[2] My brother says that I am definitionally a liberal because I am comfortable auditioning experimental ideas and seeing where they take me.  Well if my real life is where I audition ideas, my blog is casting call.  To say some of the theses I assert are experimental would be an understatement. 
[3] I had a professor for Western Civ in undergrad who told us his grading rules were “if I read your thesis and believe it, you are starting with a B and can only go down…but if I read your thesis and think ‘no way’ you’ve got a shot at an A.” Since then, I have been drawn to the bombastic thesis statement.
[4] e.g. That scene in the latest Pride and Prejudice where Mr. Darcy Helps Elizabeth into the carriage, and touches her hand for the first time, and as he walks away, is obviously affected by that simple touch.
[5] Yes, some of the Tebow jokes have been funny…but they demonstrate the standard reaction to this choice.

3 comments:

JMBower said...

fantastic series...agree or disagree, the way you approached was fascinating as usual.

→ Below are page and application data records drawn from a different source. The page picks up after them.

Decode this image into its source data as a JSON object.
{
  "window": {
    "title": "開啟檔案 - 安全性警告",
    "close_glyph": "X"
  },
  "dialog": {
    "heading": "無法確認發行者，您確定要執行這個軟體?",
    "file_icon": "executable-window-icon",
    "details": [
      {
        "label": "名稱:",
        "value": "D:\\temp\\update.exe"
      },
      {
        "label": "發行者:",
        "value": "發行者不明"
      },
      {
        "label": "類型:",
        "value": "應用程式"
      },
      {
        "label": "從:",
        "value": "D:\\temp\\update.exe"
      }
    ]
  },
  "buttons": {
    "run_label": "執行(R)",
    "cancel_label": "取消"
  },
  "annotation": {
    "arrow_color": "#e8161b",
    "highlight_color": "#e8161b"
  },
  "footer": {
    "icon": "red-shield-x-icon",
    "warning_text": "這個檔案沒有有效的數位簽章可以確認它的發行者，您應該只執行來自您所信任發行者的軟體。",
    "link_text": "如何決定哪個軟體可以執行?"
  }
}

As an aside, I'd say "auditioning experimental ideas" is a fundamental aspect of humanity. Fire, the wheel, democracy...all experimental ideas at some point. Chief among them, I'd say, would be the mass of folks in the first century AD who entertained the experimental idea of "Ok, what if this crazy carpenter really IS the son of God?"

Long live the experimental idea!

And just for updating's sake...my blog has moved addresses, so if you care to update it, it's now at http://fieldnotesfromtherepublic.blogspot.com/

Teresa said...

I like reading your experiments. I found points of disagreement, but only because I am not your target audience. I found more points of interest that are sending me into the Christian/Relationship section of the bookstore, which is a first for me.

How did the talk go?

stanford said...

Thanks, friends.

The talk went reasonably well, I think. It appears the most memorable comment was not one of the central points. But that is usually the way it goes.

The line "Marriage is functionally a friendship...a special kind of freinedship where leaving isn't optional and cloths are." got a fair amount of facebook traffic.